My eight-year-old daughter has a pet cantaloupe. The errant melon appeared in our truck after a party last weekend; she discovered it in on the floor in the back seat as we were getting ready to leave. Was it a practical joke? Was it a case of mistaken vehicle? We’ll never know. But instantly, my daughter decided it would make a great pet. She named it Bob. He looks quite nice in her visor, don’t you think?
I am telling you this because taking chances–in your creative work, in your life, in business–is a tricky business, unless you are eight years old and don’t realize that no one has a pet cantaloupe or you have heaps of self-esteem and could give a hoot what people think of you. Since the only eight-year-old who reads–ok, glances at–my blog is my daughter, I’m guessing you are somewhere in between that rock and hard place.
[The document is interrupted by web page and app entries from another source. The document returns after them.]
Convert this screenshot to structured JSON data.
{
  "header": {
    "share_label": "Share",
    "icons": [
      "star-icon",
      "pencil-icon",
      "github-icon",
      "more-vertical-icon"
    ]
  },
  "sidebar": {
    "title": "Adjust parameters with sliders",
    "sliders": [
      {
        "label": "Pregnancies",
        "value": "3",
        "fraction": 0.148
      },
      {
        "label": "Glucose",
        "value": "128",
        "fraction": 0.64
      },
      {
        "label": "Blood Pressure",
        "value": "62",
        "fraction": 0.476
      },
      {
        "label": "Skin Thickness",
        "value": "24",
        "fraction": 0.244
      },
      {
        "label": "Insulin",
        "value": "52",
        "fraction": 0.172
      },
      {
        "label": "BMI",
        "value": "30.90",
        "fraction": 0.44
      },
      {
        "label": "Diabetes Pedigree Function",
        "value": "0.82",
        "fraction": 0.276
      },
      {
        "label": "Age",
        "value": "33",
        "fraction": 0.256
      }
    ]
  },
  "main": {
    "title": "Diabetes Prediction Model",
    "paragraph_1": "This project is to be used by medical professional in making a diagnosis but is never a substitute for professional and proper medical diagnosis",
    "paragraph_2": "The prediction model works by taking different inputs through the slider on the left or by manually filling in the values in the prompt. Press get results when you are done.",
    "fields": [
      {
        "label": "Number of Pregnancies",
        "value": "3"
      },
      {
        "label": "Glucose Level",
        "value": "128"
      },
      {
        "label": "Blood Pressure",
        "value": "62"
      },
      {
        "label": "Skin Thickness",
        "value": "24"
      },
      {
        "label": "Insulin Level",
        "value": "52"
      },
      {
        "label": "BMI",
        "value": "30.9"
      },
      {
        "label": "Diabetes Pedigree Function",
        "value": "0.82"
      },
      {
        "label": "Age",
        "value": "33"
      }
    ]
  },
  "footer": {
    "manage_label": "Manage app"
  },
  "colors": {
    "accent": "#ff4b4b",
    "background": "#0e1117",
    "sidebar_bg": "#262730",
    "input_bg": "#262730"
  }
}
Think about it: when was the last time you did something silly, something really out there, without needing 5-10 adult beverages first? No one likes to say, “I failed,” or
have people snicker at Bob their pet cantaloupe. But this Fast Company post, “Fail More, Win More,” by FC’s expert blogger and entrepreneur Josh Linkner reminds us of how important it is to put yourself out there–even if you’re terrified:
“James Dyson, the inventor of the Dyson Vacuum cleaner, “failed” at over 5,000 prototypes before getting it just right. In fact, nearly every breakthrough innovation came after countless setbacks, mistakes, and “failures.” When you study the great innovators and achievers in history, it turns out that they weren’t necessarily smarter or inherently more talented. They simply released their fear of failure and kept trying. They didn’t let setbacks or misfires extinguish their curiosity and imagination.”
I’m not saying that my daughter is a failure or a loser for choosing a melon for a pet (it’s a step down from last month’s rock, at least the rock won’t rot), although it would be infinitely easier if she had imaginary friends like everyone else. I’m saying that because she’s eight, she was not afraid to go with her first reaction when the errant melon appeared: wouldn’t it be fun to pretend this melon is my pet?
The older you get, say starting around age 9, you realize that many people think it’s uncool to have a pet cantaloupe, let alone fail at ANYTHING. This makes it infinitely more difficult to go with the first thought that pops in your head when you are trying to be creative and authentic. This is when the internal editor, the creativity censor is born and creative ideas get shut down.
Let’s face it, no one wants to be put on display for public/friend and family ridicule. Social media, camera phones and YouTube make it all too easy for our failures to go public in seconds. Is it any wonder that we’re all terrified of expressing a thought or idea that might fail, of trying something new? Of going out on a limb? Who wants to be that vulnerable?
Because without your original thoughts, ideas and voice, we are just getting more of the same. We’re not taking risks. We’re not evolving. We’re not teaching our children that it’s OK to fail, that it’s the trying, the not giving up, that’s the thing. Linkner goes on to say:
“I believe a required element of public school curriculum should include a class called MAKING MISTAKES. It would teach kids that mistakes are okay. That it is better to try and fail than never try at all. That every bull’s eye is the result of 100 misses. It could help grow their confidence and resilience, and prepare them for the dynamic and constantly-changing world of the future.”
Our entire culture–the American Dream at its core–is based on dreams of success. But in reality, it’s the journey that counts. Giving yourself and everyone around you at work and at home the permission to fail is the best gift you can give. So go ahead–adopt a pet cantaloupe. Bring back your imaginary friends. Go out on a limb. Be vulnerable. Be brave. Be a failure. It’s the most creative way to win.
So how about you? What will you give yourself permission to fail at today?